The answer is the data repeated in full, with no pictures included.

################

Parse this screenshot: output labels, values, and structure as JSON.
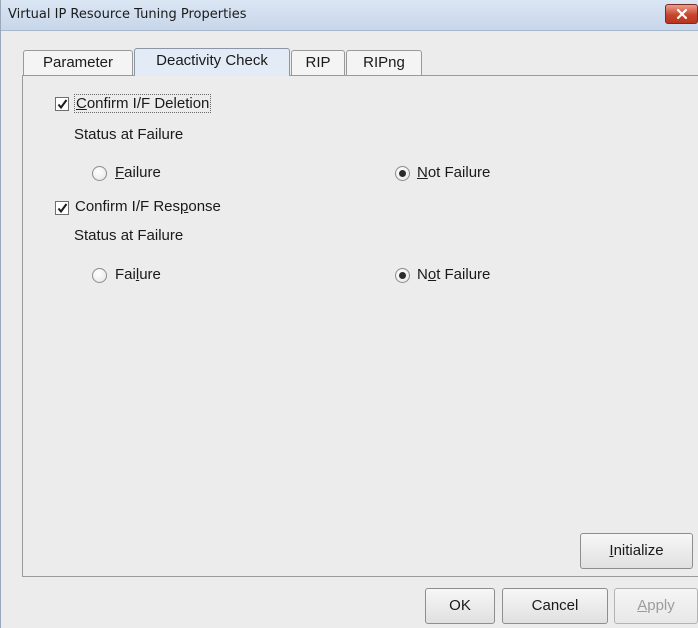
{
  "window": {
    "title": "Virtual IP Resource Tuning Properties",
    "close_icon": "close-icon"
  },
  "tabs": [
    {
      "label": "Parameter",
      "active": false
    },
    {
      "label": "Deactivity Check",
      "active": true
    },
    {
      "label": "RIP",
      "active": false
    },
    {
      "label": "RIPng",
      "active": false
    }
  ],
  "deletion": {
    "checkbox_pre": "",
    "checkbox_mn": "C",
    "checkbox_post": "onfirm I/F Deletion",
    "checked": true,
    "status_label": "Status at Failure",
    "failure_pre": "",
    "failure_mn": "F",
    "failure_post": "ailure",
    "not_failure_pre": "",
    "not_failure_mn": "N",
    "not_failure_post": "ot Failure",
    "selected": "Not Failure"
  },
  "response": {
    "checkbox_pre": "Confirm I/F Res",
    "checkbox_mn": "p",
    "checkbox_post": "onse",
    "checked": true,
    "status_label": "Status at Failure",
    "failure_pre": "Fai",
    "failure_mn": "l",
    "failure_post": "ure",
    "not_failure_pre": "N",
    "not_failure_mn": "o",
    "not_failure_post": "t Failure",
    "selected": "Not Failure"
  },
  "buttons": {
    "initialize_mn": "I",
    "initialize_post": "nitialize",
    "ok": "OK",
    "cancel": "Cancel",
    "apply_mn": "A",
    "apply_post": "pply",
    "apply_enabled": false
  }
}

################

Answer to the problem:
Parse this screenshot: output labels, values, and structure as JSON.
{
  "window": {
    "title": "Virtual IP Resource Tuning Properties",
    "close_icon": "close-icon"
  },
  "tabs": [
    {
      "label": "Parameter",
      "active": false
    },
    {
      "label": "Deactivity Check",
      "active": true
    },
    {
      "label": "RIP",
      "active": false
    },
    {
      "label": "RIPng",
      "active": false
    }
  ],
  "deletion": {
    "checkbox_pre": "",
    "checkbox_mn": "C",
    "checkbox_post": "onfirm I/F Deletion",
    "checked": true,
    "status_label": "Status at Failure",
    "failure_pre": "",
    "failure_mn": "F",
    "failure_post": "ailure",
    "not_failure_pre": "",
    "not_failure_mn": "N",
    "not_failure_post": "ot Failure",
    "selected": "Not Failure"
  },
  "response": {
    "checkbox_pre": "Confirm I/F Res",
    "checkbox_mn": "p",
    "checkbox_post": "onse",
    "checked": true,
    "status_label": "Status at Failure",
    "failure_pre": "Fai",
    "failure_mn": "l",
    "failure_post": "ure",
    "not_failure_pre": "N",
    "not_failure_mn": "o",
    "not_failure_post": "t Failure",
    "selected": "Not Failure"
  },
  "buttons": {
    "initialize_mn": "I",
    "initialize_post": "nitialize",
    "ok": "OK",
    "cancel": "Cancel",
    "apply_mn": "A",
    "apply_post": "pply",
    "apply_enabled": false
  }
}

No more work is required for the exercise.